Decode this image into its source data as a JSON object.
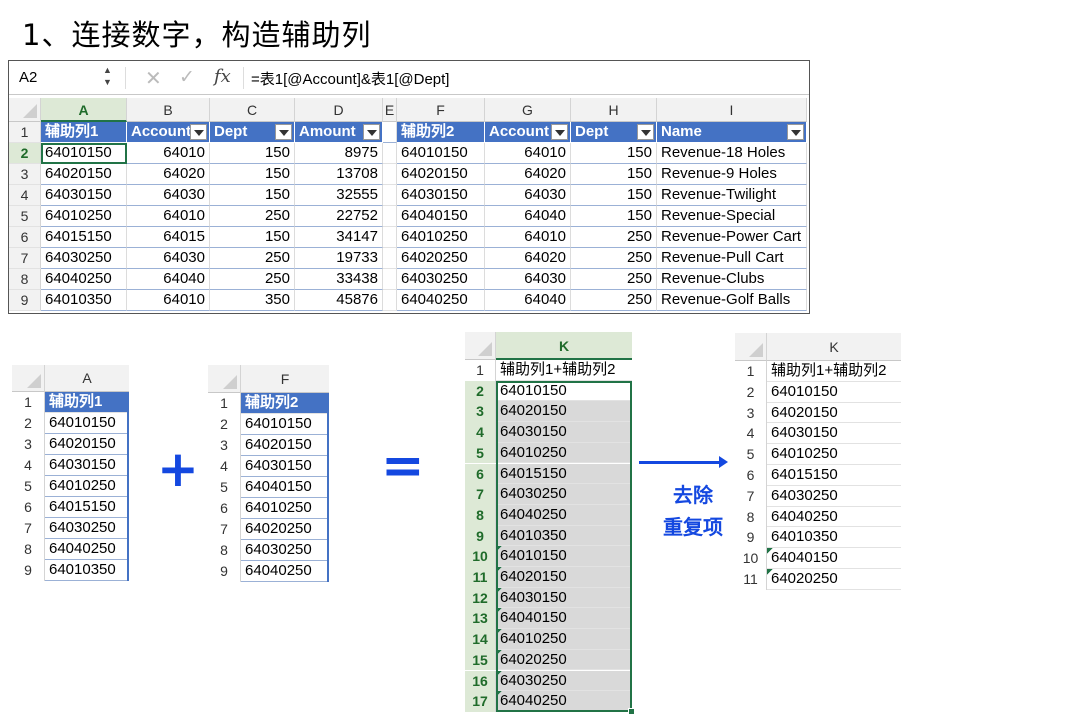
{
  "title": "1、连接数字，构造辅助列",
  "formula_bar": {
    "name_box": "A2",
    "cancel_symbol": "✕",
    "enter_symbol": "✓",
    "fx_label": "fx",
    "formula": "=表1[@Account]&表1[@Dept]"
  },
  "sheet": {
    "columns": [
      "A",
      "B",
      "C",
      "D",
      "E",
      "F",
      "G",
      "H",
      "I"
    ],
    "rows": [
      "1",
      "2",
      "3",
      "4",
      "5",
      "6",
      "7",
      "8",
      "9"
    ],
    "header": [
      "辅助列1",
      "Account",
      "Dept",
      "Amount",
      "",
      "辅助列2",
      "Account",
      "Dept",
      "Name"
    ],
    "data": [
      [
        "64010150",
        "64010",
        "150",
        "8975",
        "",
        "64010150",
        "64010",
        "150",
        "Revenue-18 Holes"
      ],
      [
        "64020150",
        "64020",
        "150",
        "13708",
        "",
        "64020150",
        "64020",
        "150",
        "Revenue-9 Holes"
      ],
      [
        "64030150",
        "64030",
        "150",
        "32555",
        "",
        "64030150",
        "64030",
        "150",
        "Revenue-Twilight"
      ],
      [
        "64010250",
        "64010",
        "250",
        "22752",
        "",
        "64040150",
        "64040",
        "150",
        "Revenue-Special"
      ],
      [
        "64015150",
        "64015",
        "150",
        "34147",
        "",
        "64010250",
        "64010",
        "250",
        "Revenue-Power Cart"
      ],
      [
        "64030250",
        "64030",
        "250",
        "19733",
        "",
        "64020250",
        "64020",
        "250",
        "Revenue-Pull Cart"
      ],
      [
        "64040250",
        "64040",
        "250",
        "33438",
        "",
        "64030250",
        "64030",
        "250",
        "Revenue-Clubs"
      ],
      [
        "64010350",
        "64010",
        "350",
        "45876",
        "",
        "64040250",
        "64040",
        "250",
        "Revenue-Golf Balls"
      ]
    ]
  },
  "mini_a": {
    "col": "A",
    "header": "辅助列1",
    "rows": [
      "1",
      "2",
      "3",
      "4",
      "5",
      "6",
      "7",
      "8",
      "9"
    ],
    "values": [
      "64010150",
      "64020150",
      "64030150",
      "64010250",
      "64015150",
      "64030250",
      "64040250",
      "64010350"
    ]
  },
  "plus": "+",
  "mini_f": {
    "col": "F",
    "header": "辅助列2",
    "rows": [
      "1",
      "2",
      "3",
      "4",
      "5",
      "6",
      "7",
      "8",
      "9"
    ],
    "values": [
      "64010150",
      "64020150",
      "64030150",
      "64040150",
      "64010250",
      "64020250",
      "64030250",
      "64040250"
    ]
  },
  "equals": "=",
  "mini_k": {
    "col": "K",
    "header": "辅助列1+辅助列2",
    "rows": [
      "1",
      "2",
      "3",
      "4",
      "5",
      "6",
      "7",
      "8",
      "9",
      "10",
      "11",
      "12",
      "13",
      "14",
      "15",
      "16",
      "17"
    ],
    "values": [
      "64010150",
      "64020150",
      "64030150",
      "64010250",
      "64015150",
      "64030250",
      "64040250",
      "64010350",
      "64010150",
      "64020150",
      "64030150",
      "64040150",
      "64010250",
      "64020250",
      "64030250",
      "64040250"
    ]
  },
  "arrow_label": {
    "line1": "去除",
    "line2": "重复项"
  },
  "mini_k2": {
    "col": "K",
    "header": "辅助列1+辅助列2",
    "rows": [
      "1",
      "2",
      "3",
      "4",
      "5",
      "6",
      "7",
      "8",
      "9",
      "10",
      "11"
    ],
    "values": [
      "64010150",
      "64020150",
      "64030150",
      "64010250",
      "64015150",
      "64030250",
      "64040250",
      "64010350",
      "64040150",
      "64020250"
    ]
  },
  "colors": {
    "table_header": "#4472c4",
    "excel_green": "#217346",
    "annotation_blue": "#1448e0",
    "selection_gray": "#d9d9d9"
  }
}
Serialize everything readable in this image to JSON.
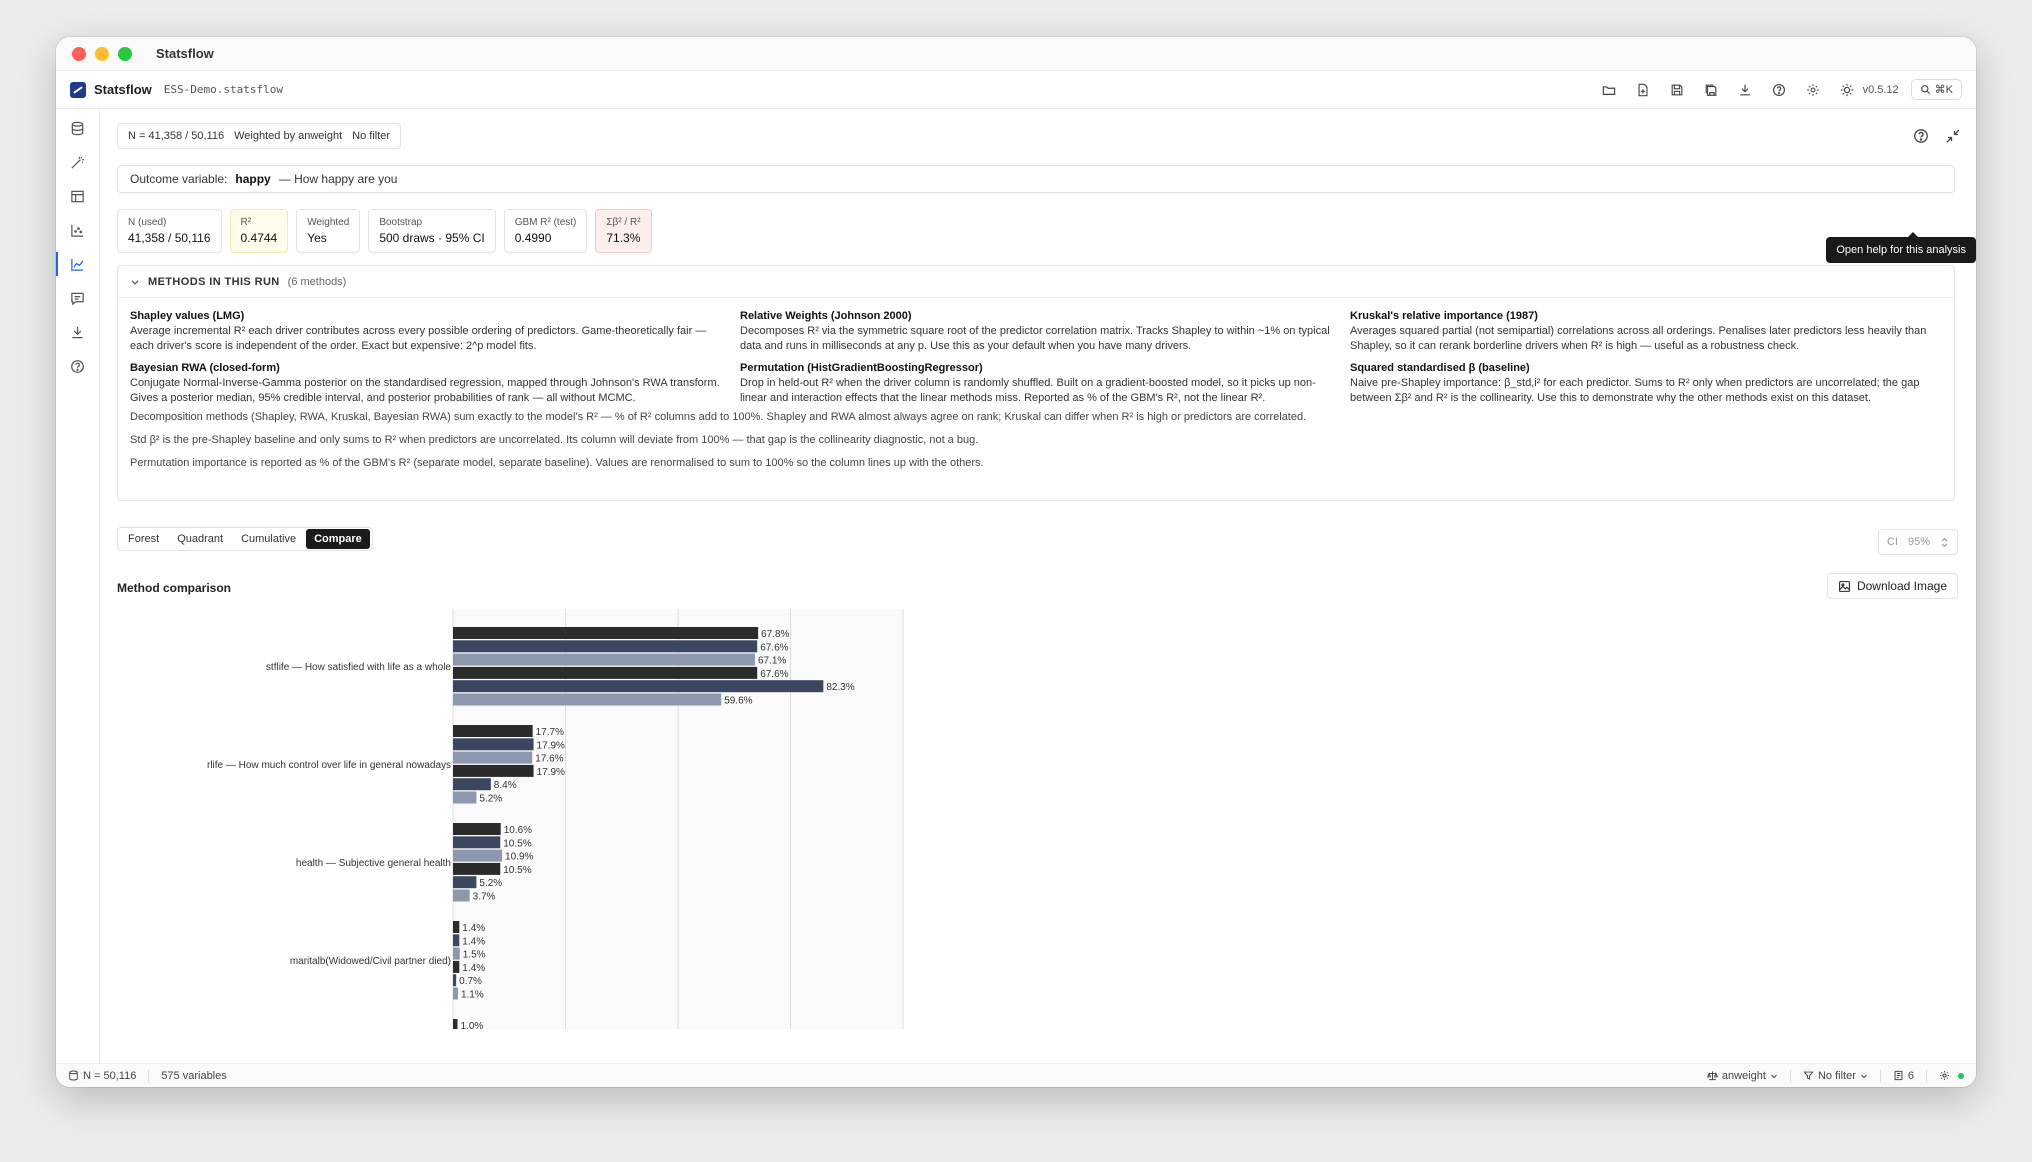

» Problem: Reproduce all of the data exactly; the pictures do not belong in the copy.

» Solution to the exercise:
Decode this image into its source data as a JSON object.
{
  "title": "1、连接数字，构造辅助列",
  "formula_bar": {
    "name_box": "A2",
    "cancel_symbol": "✕",
    "enter_symbol": "✓",
    "fx_label": "fx",
    "formula": "=表1[@Account]&表1[@Dept]"
  },
  "sheet": {
    "columns": [
      "A",
      "B",
      "C",
      "D",
      "E",
      "F",
      "G",
      "H",
      "I"
    ],
    "rows": [
      "1",
      "2",
      "3",
      "4",
      "5",
      "6",
      "7",
      "8",
      "9"
    ],
    "header": [
      "辅助列1",
      "Account",
      "Dept",
      "Amount",
      "",
      "辅助列2",
      "Account",
      "Dept",
      "Name"
    ],
    "data": [
      [
        "64010150",
        "64010",
        "150",
        "8975",
        "",
        "64010150",
        "64010",
        "150",
        "Revenue-18 Holes"
      ],
      [
        "64020150",
        "64020",
        "150",
        "13708",
        "",
        "64020150",
        "64020",
        "150",
        "Revenue-9 Holes"
      ],
      [
        "64030150",
        "64030",
        "150",
        "32555",
        "",
        "64030150",
        "64030",
        "150",
        "Revenue-Twilight"
      ],
      [
        "64010250",
        "64010",
        "250",
        "22752",
        "",
        "64040150",
        "64040",
        "150",
        "Revenue-Special"
      ],
      [
        "64015150",
        "64015",
        "150",
        "34147",
        "",
        "64010250",
        "64010",
        "250",
        "Revenue-Power Cart"
      ],
      [
        "64030250",
        "64030",
        "250",
        "19733",
        "",
        "64020250",
        "64020",
        "250",
        "Revenue-Pull Cart"
      ],
      [
        "64040250",
        "64040",
        "250",
        "33438",
        "",
        "64030250",
        "64030",
        "250",
        "Revenue-Clubs"
      ],
      [
        "64010350",
        "64010",
        "350",
        "45876",
        "",
        "64040250",
        "64040",
        "250",
        "Revenue-Golf Balls"
      ]
    ]
  },
  "mini_a": {
    "col": "A",
    "header": "辅助列1",
    "rows": [
      "1",
      "2",
      "3",
      "4",
      "5",
      "6",
      "7",
      "8",
      "9"
    ],
    "values": [
      "64010150",
      "64020150",
      "64030150",
      "64010250",
      "64015150",
      "64030250",
      "64040250",
      "64010350"
    ]
  },
  "plus": "+",
  "mini_f": {
    "col": "F",
    "header": "辅助列2",
    "rows": [
      "1",
      "2",
      "3",
      "4",
      "5",
      "6",
      "7",
      "8",
      "9"
    ],
    "values": [
      "64010150",
      "64020150",
      "64030150",
      "64040150",
      "64010250",
      "64020250",
      "64030250",
      "64040250"
    ]
  },
  "equals": "=",
  "mini_k": {
    "col": "K",
    "header": "辅助列1+辅助列2",
    "rows": [
      "1",
      "2",
      "3",
      "4",
      "5",
      "6",
      "7",
      "8",
      "9",
      "10",
      "11",
      "12",
      "13",
      "14",
      "15",
      "16",
      "17"
    ],
    "values": [
      "64010150",
      "64020150",
      "64030150",
      "64010250",
      "64015150",
      "64030250",
      "64040250",
      "64010350",
      "64010150",
      "64020150",
      "64030150",
      "64040150",
      "64010250",
      "64020250",
      "64030250",
      "64040250"
    ]
  },
  "arrow_label": {
    "line1": "去除",
    "line2": "重复项"
  },
  "mini_k2": {
    "col": "K",
    "header": "辅助列1+辅助列2",
    "rows": [
      "1",
      "2",
      "3",
      "4",
      "5",
      "6",
      "7",
      "8",
      "9",
      "10",
      "11"
    ],
    "values": [
      "64010150",
      "64020150",
      "64030150",
      "64010250",
      "64015150",
      "64030250",
      "64040250",
      "64010350",
      "64040150",
      "64020250"
    ]
  },
  "colors": {
    "table_header": "#4472c4",
    "excel_green": "#217346",
    "annotation_blue": "#1448e0",
    "selection_gray": "#d9d9d9"
  }
}
Serialize everything readable in this image to JSON.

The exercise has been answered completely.